*To do*
Restate every line of the material below word for word, skipping the images.

*Provided records*
——

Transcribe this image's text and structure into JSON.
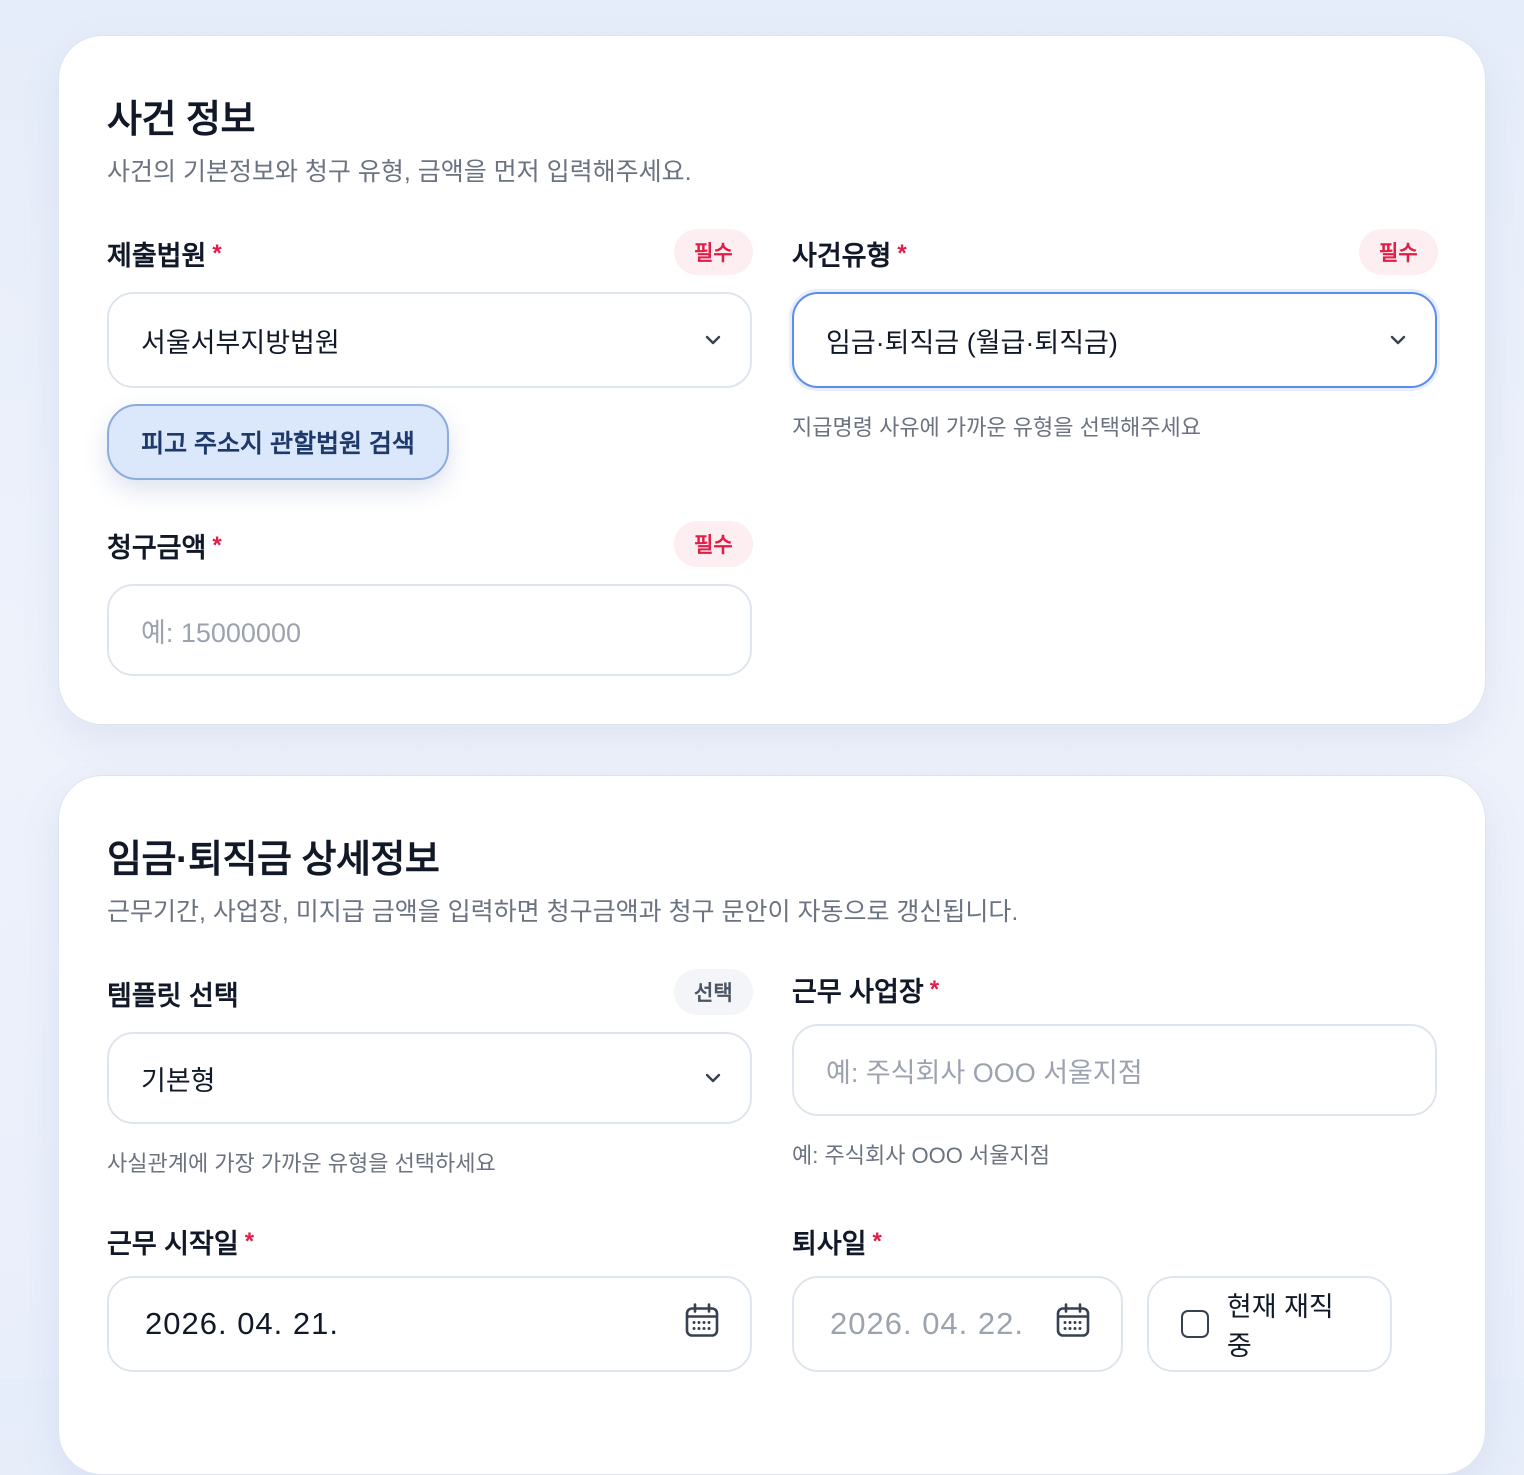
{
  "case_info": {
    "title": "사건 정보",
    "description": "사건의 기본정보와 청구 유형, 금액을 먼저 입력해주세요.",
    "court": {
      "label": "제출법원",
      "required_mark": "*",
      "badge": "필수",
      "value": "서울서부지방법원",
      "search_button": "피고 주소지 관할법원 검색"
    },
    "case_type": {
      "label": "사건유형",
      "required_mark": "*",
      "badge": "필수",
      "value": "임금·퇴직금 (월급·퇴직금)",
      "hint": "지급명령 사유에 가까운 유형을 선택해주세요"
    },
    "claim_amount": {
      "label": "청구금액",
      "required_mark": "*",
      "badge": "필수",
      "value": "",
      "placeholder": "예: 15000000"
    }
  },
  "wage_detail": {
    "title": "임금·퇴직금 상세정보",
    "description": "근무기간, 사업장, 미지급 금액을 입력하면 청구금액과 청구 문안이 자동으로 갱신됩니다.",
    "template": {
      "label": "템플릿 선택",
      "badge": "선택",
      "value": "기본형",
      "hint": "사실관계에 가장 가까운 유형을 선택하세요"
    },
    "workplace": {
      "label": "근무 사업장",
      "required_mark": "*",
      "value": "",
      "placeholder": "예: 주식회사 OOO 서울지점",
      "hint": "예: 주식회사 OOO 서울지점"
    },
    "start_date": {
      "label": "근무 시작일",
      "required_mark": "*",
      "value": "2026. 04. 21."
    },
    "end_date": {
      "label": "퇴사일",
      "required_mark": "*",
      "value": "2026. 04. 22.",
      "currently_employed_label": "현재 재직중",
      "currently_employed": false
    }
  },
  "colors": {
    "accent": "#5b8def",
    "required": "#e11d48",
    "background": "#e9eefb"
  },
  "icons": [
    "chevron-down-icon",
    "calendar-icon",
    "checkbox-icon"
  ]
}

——

*Final answer*
Transcribe this image's text and structure into JSON.
{
  "case_info": {
    "title": "사건 정보",
    "description": "사건의 기본정보와 청구 유형, 금액을 먼저 입력해주세요.",
    "court": {
      "label": "제출법원",
      "required_mark": "*",
      "badge": "필수",
      "value": "서울서부지방법원",
      "search_button": "피고 주소지 관할법원 검색"
    },
    "case_type": {
      "label": "사건유형",
      "required_mark": "*",
      "badge": "필수",
      "value": "임금·퇴직금 (월급·퇴직금)",
      "hint": "지급명령 사유에 가까운 유형을 선택해주세요"
    },
    "claim_amount": {
      "label": "청구금액",
      "required_mark": "*",
      "badge": "필수",
      "value": "",
      "placeholder": "예: 15000000"
    }
  },
  "wage_detail": {
    "title": "임금·퇴직금 상세정보",
    "description": "근무기간, 사업장, 미지급 금액을 입력하면 청구금액과 청구 문안이 자동으로 갱신됩니다.",
    "template": {
      "label": "템플릿 선택",
      "badge": "선택",
      "value": "기본형",
      "hint": "사실관계에 가장 가까운 유형을 선택하세요"
    },
    "workplace": {
      "label": "근무 사업장",
      "required_mark": "*",
      "value": "",
      "placeholder": "예: 주식회사 OOO 서울지점",
      "hint": "예: 주식회사 OOO 서울지점"
    },
    "start_date": {
      "label": "근무 시작일",
      "required_mark": "*",
      "value": "2026. 04. 21."
    },
    "end_date": {
      "label": "퇴사일",
      "required_mark": "*",
      "value": "2026. 04. 22.",
      "currently_employed_label": "현재 재직중",
      "currently_employed": false
    }
  },
  "colors": {
    "accent": "#5b8def",
    "required": "#e11d48",
    "background": "#e9eefb"
  },
  "icons": [
    "chevron-down-icon",
    "calendar-icon",
    "checkbox-icon"
  ]
}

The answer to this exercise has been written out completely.